## [What you are asked to do]
Scan the records below for lines with the word "Documents", then state how many you find and nothing else.

^^^^^^^^

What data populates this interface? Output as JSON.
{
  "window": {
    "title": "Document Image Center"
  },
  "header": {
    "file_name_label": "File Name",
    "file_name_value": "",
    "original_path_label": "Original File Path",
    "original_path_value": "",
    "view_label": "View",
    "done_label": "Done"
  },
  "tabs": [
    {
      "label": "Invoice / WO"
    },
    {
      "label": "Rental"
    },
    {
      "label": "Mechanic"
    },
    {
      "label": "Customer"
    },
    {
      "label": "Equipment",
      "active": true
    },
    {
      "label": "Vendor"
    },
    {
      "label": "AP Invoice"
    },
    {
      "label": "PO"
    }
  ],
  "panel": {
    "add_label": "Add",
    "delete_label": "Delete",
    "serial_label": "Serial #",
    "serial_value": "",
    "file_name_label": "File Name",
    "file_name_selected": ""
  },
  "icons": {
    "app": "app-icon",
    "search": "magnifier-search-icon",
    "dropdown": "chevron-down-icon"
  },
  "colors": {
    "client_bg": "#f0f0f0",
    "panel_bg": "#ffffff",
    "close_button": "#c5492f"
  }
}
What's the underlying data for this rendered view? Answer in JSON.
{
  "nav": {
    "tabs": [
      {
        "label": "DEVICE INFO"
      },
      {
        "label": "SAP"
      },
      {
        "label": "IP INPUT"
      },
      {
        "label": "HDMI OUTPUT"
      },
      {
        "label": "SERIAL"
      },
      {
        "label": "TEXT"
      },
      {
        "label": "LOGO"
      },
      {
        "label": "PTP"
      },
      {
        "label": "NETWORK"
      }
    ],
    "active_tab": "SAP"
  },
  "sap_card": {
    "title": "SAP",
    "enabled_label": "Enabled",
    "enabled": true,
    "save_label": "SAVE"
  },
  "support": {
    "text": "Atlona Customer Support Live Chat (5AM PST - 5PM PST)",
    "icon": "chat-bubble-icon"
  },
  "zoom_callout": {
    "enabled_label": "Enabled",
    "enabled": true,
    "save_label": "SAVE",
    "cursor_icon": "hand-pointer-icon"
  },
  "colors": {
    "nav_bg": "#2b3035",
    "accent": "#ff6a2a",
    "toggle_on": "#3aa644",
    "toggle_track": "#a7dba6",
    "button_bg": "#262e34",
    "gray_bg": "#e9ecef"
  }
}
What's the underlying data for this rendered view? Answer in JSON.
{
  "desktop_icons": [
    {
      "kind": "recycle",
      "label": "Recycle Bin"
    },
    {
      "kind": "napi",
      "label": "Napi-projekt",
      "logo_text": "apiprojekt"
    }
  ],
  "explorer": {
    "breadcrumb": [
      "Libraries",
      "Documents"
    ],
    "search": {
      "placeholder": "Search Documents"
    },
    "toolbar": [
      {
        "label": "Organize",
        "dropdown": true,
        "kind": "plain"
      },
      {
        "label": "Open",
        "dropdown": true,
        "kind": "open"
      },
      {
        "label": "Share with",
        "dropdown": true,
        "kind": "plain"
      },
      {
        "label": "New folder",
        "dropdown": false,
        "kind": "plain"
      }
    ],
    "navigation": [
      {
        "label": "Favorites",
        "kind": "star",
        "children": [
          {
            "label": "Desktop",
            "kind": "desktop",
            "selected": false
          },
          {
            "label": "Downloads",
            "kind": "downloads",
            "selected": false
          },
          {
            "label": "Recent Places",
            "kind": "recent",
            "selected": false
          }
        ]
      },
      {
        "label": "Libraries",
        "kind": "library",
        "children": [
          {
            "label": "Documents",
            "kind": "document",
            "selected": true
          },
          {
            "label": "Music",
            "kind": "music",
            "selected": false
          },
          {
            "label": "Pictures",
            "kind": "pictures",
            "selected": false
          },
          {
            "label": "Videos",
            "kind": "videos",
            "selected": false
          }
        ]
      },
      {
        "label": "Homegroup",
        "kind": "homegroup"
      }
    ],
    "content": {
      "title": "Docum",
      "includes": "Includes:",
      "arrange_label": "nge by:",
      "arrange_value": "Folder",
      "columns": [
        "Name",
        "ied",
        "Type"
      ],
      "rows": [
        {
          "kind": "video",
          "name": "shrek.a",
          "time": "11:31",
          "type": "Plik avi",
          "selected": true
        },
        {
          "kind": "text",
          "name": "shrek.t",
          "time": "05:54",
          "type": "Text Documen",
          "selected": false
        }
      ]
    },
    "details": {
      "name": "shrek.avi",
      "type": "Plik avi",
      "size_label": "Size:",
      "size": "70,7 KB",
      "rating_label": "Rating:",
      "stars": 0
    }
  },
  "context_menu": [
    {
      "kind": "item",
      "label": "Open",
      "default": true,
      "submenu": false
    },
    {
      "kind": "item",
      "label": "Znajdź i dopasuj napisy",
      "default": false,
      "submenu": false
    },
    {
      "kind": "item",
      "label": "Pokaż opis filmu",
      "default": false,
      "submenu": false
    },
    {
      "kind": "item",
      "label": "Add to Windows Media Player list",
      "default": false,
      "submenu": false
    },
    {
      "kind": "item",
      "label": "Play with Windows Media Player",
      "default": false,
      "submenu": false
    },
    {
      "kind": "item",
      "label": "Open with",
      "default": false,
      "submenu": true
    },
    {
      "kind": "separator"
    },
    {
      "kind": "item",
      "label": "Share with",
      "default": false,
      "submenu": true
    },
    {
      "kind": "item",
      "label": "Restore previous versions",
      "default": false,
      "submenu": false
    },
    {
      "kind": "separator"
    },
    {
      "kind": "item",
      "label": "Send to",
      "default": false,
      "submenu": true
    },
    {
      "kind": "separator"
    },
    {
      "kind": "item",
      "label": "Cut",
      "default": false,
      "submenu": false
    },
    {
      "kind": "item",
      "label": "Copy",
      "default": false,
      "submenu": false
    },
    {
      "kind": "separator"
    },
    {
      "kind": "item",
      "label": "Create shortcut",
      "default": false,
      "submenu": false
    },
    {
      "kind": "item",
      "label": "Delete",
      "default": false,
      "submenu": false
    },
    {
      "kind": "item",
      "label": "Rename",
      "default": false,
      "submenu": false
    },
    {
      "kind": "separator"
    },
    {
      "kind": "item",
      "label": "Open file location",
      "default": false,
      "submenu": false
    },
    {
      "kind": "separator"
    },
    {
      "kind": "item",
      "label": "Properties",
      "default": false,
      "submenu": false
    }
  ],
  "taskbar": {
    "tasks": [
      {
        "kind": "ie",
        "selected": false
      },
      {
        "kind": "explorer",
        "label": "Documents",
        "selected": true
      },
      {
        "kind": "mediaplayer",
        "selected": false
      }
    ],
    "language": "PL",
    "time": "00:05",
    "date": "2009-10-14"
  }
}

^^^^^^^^

## [Your response]
4